After a long, hard day, there's nothing like coming home to unwind – unless the kitchen counters are buried under last night's dishes, the children are quarrelling in the den, and a stack of unpaid bills is the first thing you see when you stumble through the door.
It's possible, however, to bring serenity to even the most chaotic of living quarters. We asked experts for advice on how to maintain a harmonious home, and here's what they said:
CUSTOMIZE YOUR SPACE
Gather ideas: Start by seeking inspiration in places you love, whether it's a blissful vacation destination, a magazine or your favourite café, says Laura Stein, founder of the Toronto-based design firm Laura Stein Interiors, Inc. "Think of the feeling you get in that place, and try to emulate that in your home," Ms. Stein says.
Above all else, make sure it suits you, she says – your home will only make you feel comfortable and happy if it reflects your personality and is filled with things that are meaningful to you. In other words, don't buy the entire Ikea showroom.
Add warmth: Even if your prefer a sleek, contemporary style, soft fabrics, an area rug, some throw pillows or a wallpapered accent wall will add warmth and comfort, Ms. Stein says. Varying the texture in your space is important, not just from a design standpoint, but to also create a cozy atmosphere.
Set the mood: Dim lighting may be great for creating a spa-like, Zen atmosphere, but not so great for reading, Ms. Stein says. Makes sure you have different levels of lighting, which can be adjusted according to the occasion – put pot lights on dimmers, bring in floor lamps and add table lamps.
Consider scale: Ever buy a piece of furniture that fits in your home but overpowers the space? It's a common problem, Ms. Stein says. That sectional sofa may look great in the store, but it makes your living room feel horribly cramped. Consider the scale of your furnishings, and incorporate a mix of heavy and light pieces to create a sense of balance.
And if something doesn't work, get rid of it, Ms. Stein advises. "Don't try to make it better by buying more things you don't like," she says.
Eliminate clutter: That may sound easier said than done. "You often hear, 'There's no place to put it,'" Ms. Stein says. But if you create designated places for all your stuff, you and your family will be able to tidy up faster.
Treat yourself: Indulge in one extra-special item, whether it's a piece of artwork or an exquisite light fixture, Ms. Stein says. "Every time you look at that one thing, it will make you happy."
CREATE A MEDITATION SPOT
Keep it simple: Meditation isn't for everyone. But if you want a spot for quiet contemplation, you needn't be picky about where it is or how it's put together, says Geneviève Samson, a yoga and meditation instructor based in Montreal. "It has to be simple, it has to be your own, and it has to make sense to you," she says.
Depending on your practice, add a comfy cushion or chair, and maybe a little shelf for books, incense or intention cards, and you're set. The most important thing is to make it functional and comfortable and a place you know you will use, Ms. Samson says. "Unless you have that, it's not going to work. It's going to gather dust and you're going to be resentful you have to dust the thing."
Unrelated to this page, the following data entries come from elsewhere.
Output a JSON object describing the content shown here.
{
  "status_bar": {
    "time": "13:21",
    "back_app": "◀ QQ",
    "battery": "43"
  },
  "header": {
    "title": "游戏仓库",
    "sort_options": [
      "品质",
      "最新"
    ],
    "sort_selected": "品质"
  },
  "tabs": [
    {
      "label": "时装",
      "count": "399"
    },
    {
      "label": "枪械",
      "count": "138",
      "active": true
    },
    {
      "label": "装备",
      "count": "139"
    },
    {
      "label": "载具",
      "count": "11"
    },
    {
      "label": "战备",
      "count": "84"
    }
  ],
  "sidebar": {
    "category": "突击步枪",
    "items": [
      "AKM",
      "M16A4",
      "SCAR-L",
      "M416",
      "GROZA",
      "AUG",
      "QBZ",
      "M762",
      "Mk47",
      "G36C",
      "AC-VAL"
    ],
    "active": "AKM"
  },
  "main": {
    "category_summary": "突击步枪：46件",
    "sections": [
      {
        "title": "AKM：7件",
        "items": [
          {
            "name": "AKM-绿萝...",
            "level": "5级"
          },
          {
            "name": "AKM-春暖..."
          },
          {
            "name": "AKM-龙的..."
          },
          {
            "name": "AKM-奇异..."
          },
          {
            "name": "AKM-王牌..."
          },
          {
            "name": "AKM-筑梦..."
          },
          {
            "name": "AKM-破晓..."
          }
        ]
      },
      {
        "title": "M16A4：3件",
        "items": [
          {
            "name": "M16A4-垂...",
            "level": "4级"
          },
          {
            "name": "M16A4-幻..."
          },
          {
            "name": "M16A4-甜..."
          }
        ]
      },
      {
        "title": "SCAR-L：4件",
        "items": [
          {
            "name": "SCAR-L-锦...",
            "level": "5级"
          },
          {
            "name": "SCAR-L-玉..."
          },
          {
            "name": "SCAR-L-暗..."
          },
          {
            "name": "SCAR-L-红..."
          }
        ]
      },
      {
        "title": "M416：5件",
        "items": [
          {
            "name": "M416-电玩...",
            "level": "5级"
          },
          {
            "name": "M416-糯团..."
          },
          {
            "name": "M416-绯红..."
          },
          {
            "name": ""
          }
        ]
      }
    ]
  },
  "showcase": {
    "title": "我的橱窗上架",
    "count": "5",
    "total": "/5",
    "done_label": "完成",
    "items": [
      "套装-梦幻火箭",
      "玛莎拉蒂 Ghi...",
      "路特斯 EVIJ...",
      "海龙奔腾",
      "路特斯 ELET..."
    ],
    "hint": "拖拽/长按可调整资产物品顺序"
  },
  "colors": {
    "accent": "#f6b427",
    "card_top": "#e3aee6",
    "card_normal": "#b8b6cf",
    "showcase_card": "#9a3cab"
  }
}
Make it private: "The idea in yoga is that you're trying to make sure that it stays relatively undisturbed by other people and by daily activity," Ms. Samson says, noting that some of her students set up a spot in a large closet, or meditate while in the bath. That way, even when you've had a particularly stressful day, you can find serenity in the stability of your space.
Establish a focal point: Whether it's a photograph or a spiritual icon, having something meaningful and uplifting in front of you will help you mediate, Ms. Samson says.
"The whole idea … is you [establish]a point where the mind can rest, like a bird on a wire," she says. "Of course, the mind is going to wander. … It's going to flee all over the place. But if you leave a little concentration point in front of you, your mind will more easily go back [to]resting."
INCORPORATE FENG SHUI
Consider qi: Classical feng shui, the Chinese practice of creating harmonious spaces, relies on compasses and calculations to determine balances in energy, or qi, says Marlyna Los, a classical feng shui consultant in Vancouver. But generally, qishould not be stagnant, blocked or squeezed.
When designing a space, think of qi like a gas, she says. It needs to settle and relax before it's distributed to the rest of the house. Long, straight corridors, for instance, are not good for qi, as it moves too quickly. Conversely, a cluttered entrance blocks qi and doesn't allow it to move.
Appeal to all the senses: How you feel in a space doesn't depend only on the decor or where things are arranged. Make your home fragrant, using aromatherapy oils or fresh flowers, and put on some calming music to create a relaxing atmosphere, Ms. Los says. Cleanliness – both of your surroundings and yourself – is one of the best ways to feel good in your home. If you shower and change your clothes as soon as you come home from work, she says, "that alone can calm you."